## [What the task asks]
Skip the images; return every entry exactly.

***** Source data

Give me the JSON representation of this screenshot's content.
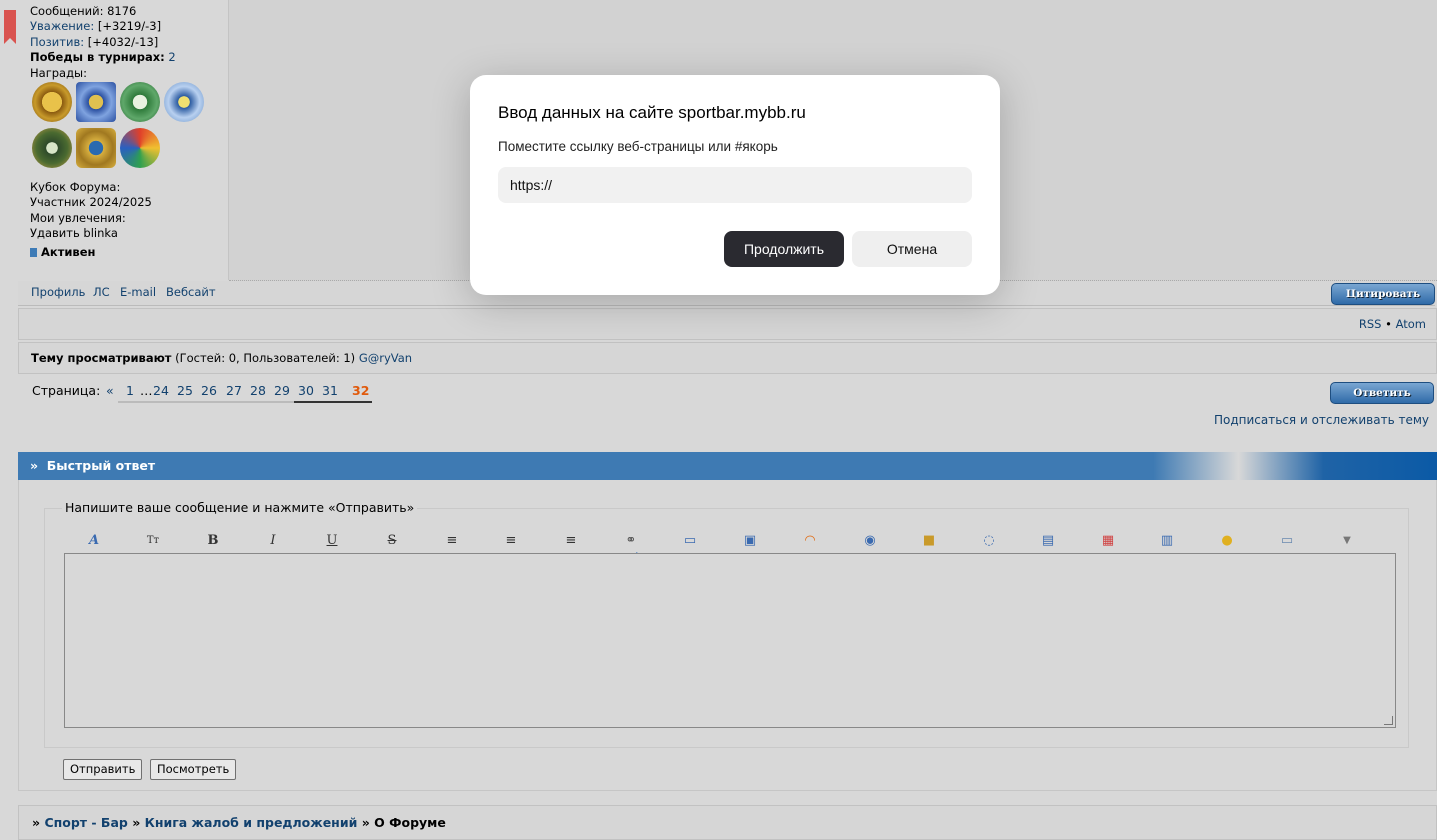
{
  "profile": {
    "messages": "Сообщений: 8176",
    "respect_label": "Уважение:",
    "respect_value": " [+3219/-3]",
    "positive_label": "Позитив:",
    "positive_value": " [+4032/-13]",
    "wins_label": "Победы в турнирах:",
    "wins_value": " 2",
    "awards_label": "Награды:",
    "cup_label": "Кубок Форума:",
    "cup_value": "Участник 2024/2025",
    "hobbies_label": "Мои увлечения:",
    "hobbies_value": "Удавить blinka",
    "status": "Активен"
  },
  "post_links": [
    "Профиль",
    "ЛС",
    "E-mail",
    "Вебсайт"
  ],
  "quote_button": "Цитировать",
  "reply_button": "Ответить",
  "feeds": {
    "rss": "RSS",
    "sep": " • ",
    "atom": "Atom"
  },
  "viewers": {
    "label": "Тему просматривают",
    "counts": " (Гостей: 0, Пользователей: 1) ",
    "user": "G@ryVan"
  },
  "pager": {
    "label": "Страница:",
    "prev": "«",
    "pages": [
      "1",
      "…",
      "24",
      "25",
      "26",
      "27",
      "28",
      "29",
      "30",
      "31"
    ],
    "current": "32"
  },
  "subscribe": "Подписаться и отслеживать тему",
  "quick_reply": {
    "title": "Быстрый ответ",
    "legend": "Напишите ваше сообщение и нажмите «Отправить»",
    "submit": "Отправить",
    "preview": "Посмотреть"
  },
  "breadcrumb": {
    "items": [
      "Спорт - Бар",
      "Книга жалоб и предложений"
    ],
    "current": "О Форуме"
  },
  "modal": {
    "title": "Ввод данных на сайте sportbar.mybb.ru",
    "subtitle": "Поместите ссылку веб-страницы или #якорь",
    "input_value": "https://",
    "ok": "Продолжить",
    "cancel": "Отмена"
  },
  "colors": {
    "header_blue": "#3e7ab3",
    "link": "#12416e",
    "current_page": "#e05a0c"
  }
}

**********

## [Output for this exercise]
Give me the JSON representation of this screenshot's content.
{
  "profile": {
    "messages": "Сообщений: 8176",
    "respect_label": "Уважение:",
    "respect_value": " [+3219/-3]",
    "positive_label": "Позитив:",
    "positive_value": " [+4032/-13]",
    "wins_label": "Победы в турнирах:",
    "wins_value": " 2",
    "awards_label": "Награды:",
    "cup_label": "Кубок Форума:",
    "cup_value": "Участник 2024/2025",
    "hobbies_label": "Мои увлечения:",
    "hobbies_value": "Удавить blinka",
    "status": "Активен"
  },
  "post_links": [
    "Профиль",
    "ЛС",
    "E-mail",
    "Вебсайт"
  ],
  "quote_button": "Цитировать",
  "reply_button": "Ответить",
  "feeds": {
    "rss": "RSS",
    "sep": " • ",
    "atom": "Atom"
  },
  "viewers": {
    "label": "Тему просматривают",
    "counts": " (Гостей: 0, Пользователей: 1) ",
    "user": "G@ryVan"
  },
  "pager": {
    "label": "Страница:",
    "prev": "«",
    "pages": [
      "1",
      "…",
      "24",
      "25",
      "26",
      "27",
      "28",
      "29",
      "30",
      "31"
    ],
    "current": "32"
  },
  "subscribe": "Подписаться и отслеживать тему",
  "quick_reply": {
    "title": "Быстрый ответ",
    "legend": "Напишите ваше сообщение и нажмите «Отправить»",
    "submit": "Отправить",
    "preview": "Посмотреть"
  },
  "breadcrumb": {
    "items": [
      "Спорт - Бар",
      "Книга жалоб и предложений"
    ],
    "current": "О Форуме"
  },
  "modal": {
    "title": "Ввод данных на сайте sportbar.mybb.ru",
    "subtitle": "Поместите ссылку веб-страницы или #якорь",
    "input_value": "https://",
    "ok": "Продолжить",
    "cancel": "Отмена"
  },
  "colors": {
    "header_blue": "#3e7ab3",
    "link": "#12416e",
    "current_page": "#e05a0c"
  }
}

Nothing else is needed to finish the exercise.